US2885890 *Nov 16, 1956May 12, 1959Cornett Ray HWater cooled pitching-moment balance
US2889527 *Jan 7, 1957Jun 2, 1959Statham Instrument IncElectrical strain wire transducer
US2942219 *Oct 28, 1958Jun 21, 1960Baldwin Lima Hamilton CorpPressure cell
US2951371 *Aug 6, 1956Sep 6, 1960Gen Dynamics CorpHolder for force sensing device
US2979955 *Apr 12, 1957Apr 18, 1961Schlumberger Well Surv CorpPressure responsive systems

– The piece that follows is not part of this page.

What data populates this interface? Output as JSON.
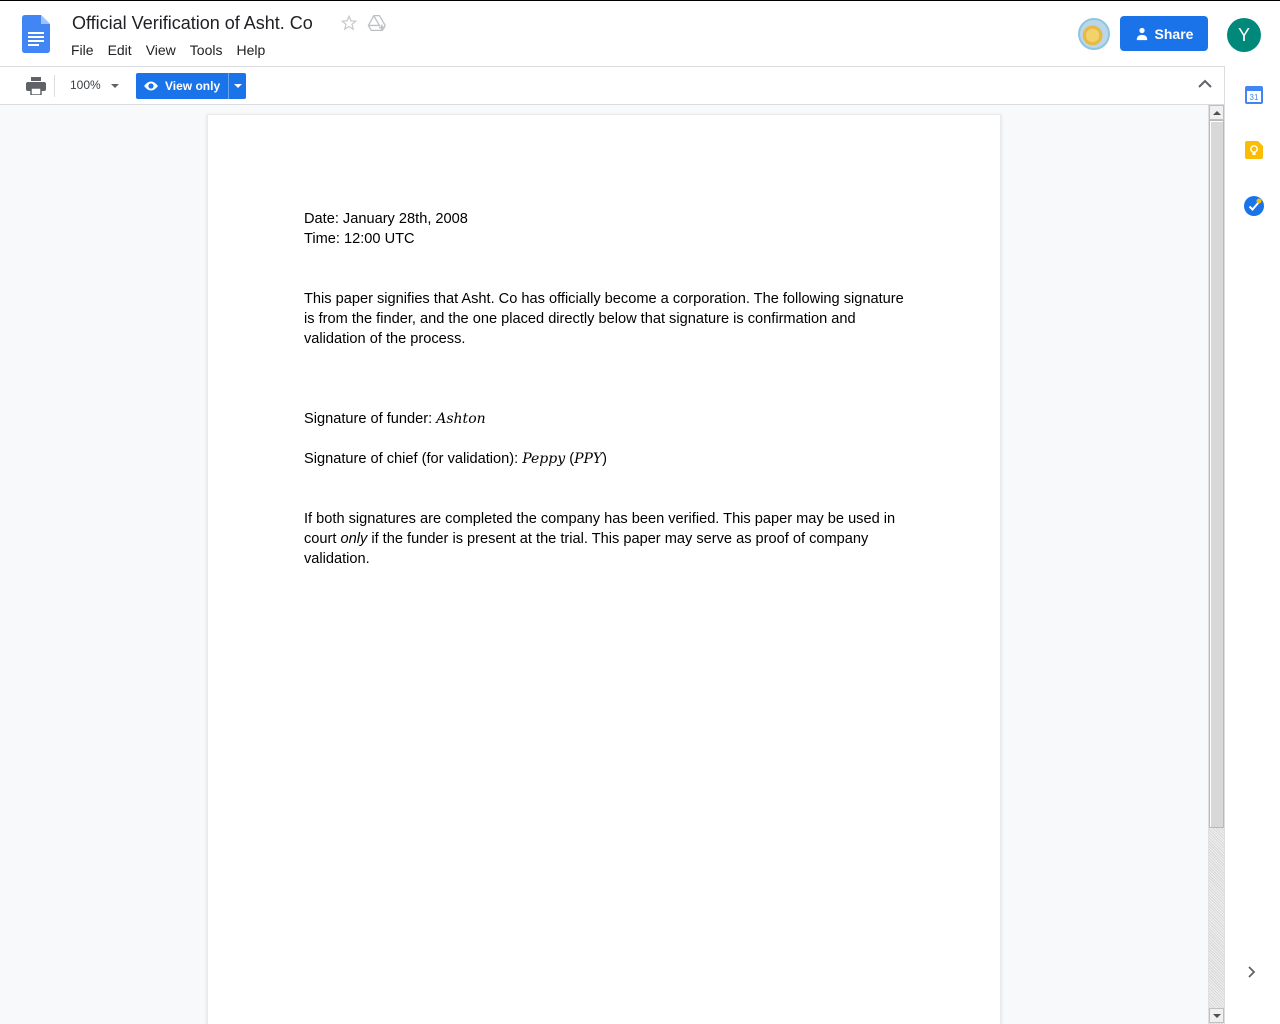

US3101464 *Aug 29, 1960Aug 20, 1963Goodman Mfg CoLoad cell
US3221283 *Sep 18, 1961Nov 30, 1965Philips CorpPressure-measuring boxes
US3242449 *Jan 2, 1962Mar 22, 1966Statham Instrument IncPressure transducers
US3654579 *May 11, 1970Apr 4, 1972Kulite Semiconductor ProductsElectromechanical transducers and housings
US3699849 *Nov 12, 1970Oct 24, 1972Us InteriorHydraulic cell for calibrating a pressure transducer
US3739644 *Jun 30, 1972Jun 19, 1973Gen ElectricLinearization of differential pressure integral silicon transducer
US4414851 *Aug 28, 1981Nov 15, 1983Motorola, Inc.Gauge pressure sensor
US4712082 *Mar 21, 1986Dec 8, 1987Nippon Soken, Inc.Pressure sensor
US4840067 *May 15, 1987Jun 20, 1989Nippon Soken, Inc.Semiconductor pressure sensor with method diaphragm
Classifications
U.S. Classification73/720, 338/42, 114/25, 338/4, 73/147
International ClassificationG01L9/00
Cooperative ClassificationG01L9/0051
European ClassificationG01L9/00D2